  1. Talk to a healthcare provider: If you’re experiencing persistent constipation or other digestive issues during pregnancy, talk to your healthcare provider. They can recommend safe and effective treatments to help manage your symptoms.
  1.  Using the toilet frequently and adequately: means using it as soon as you feel like you have to go, Do not let poop sit in your rectum and dry up, making it more difficult and hence more likely to strain. 

Seating on a toilet seat instead of squatting like cavemen also causes strain in the toilet.

Here are steps to properly using the modern-day toilet during pregnancy:

Step 1:  feel like using the toilet? GO!

Step 2: Get a small stool to put your feet on, and raise your knees as high as possible. Some clever tricks! If necessary, modify by standing on your toes or placing your feet on toilet paper rolls or a backpack.

Step 3: Maintaining a straight back, bring your upper body forward, so your pelvis tips forward. Place your elbows on your knees and relax.

Step 4: Breathe normally and resist the urge to hold your breath. It is critical to breathe and not hold your breath.

Step 5: If you require assistance, you can generate abdominal assistance by pushing your belly out (rather than straining in and out).

A Final Note on Pregnancy Poop

Pregnancy poop may not be something you want to discuss, but it is something you must consider.

Pregnancy can affect every part of your body, so expect some changes in your bowels as well. Remember that every pregnancy is unique. The key is anticipating changes so you know when they occur.
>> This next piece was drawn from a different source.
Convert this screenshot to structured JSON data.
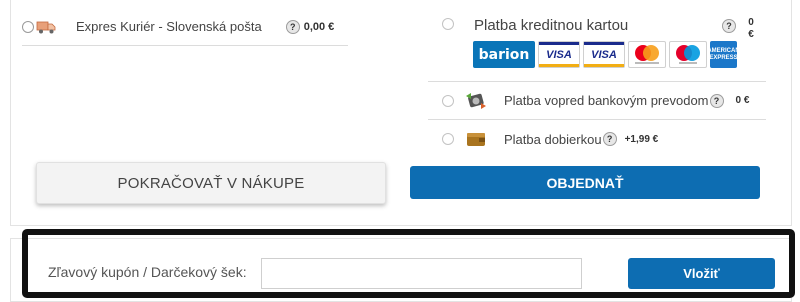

Finally, you should consult your doctor if you notice blood in your stool during pregnancy. They will be able to assist in determining the cause.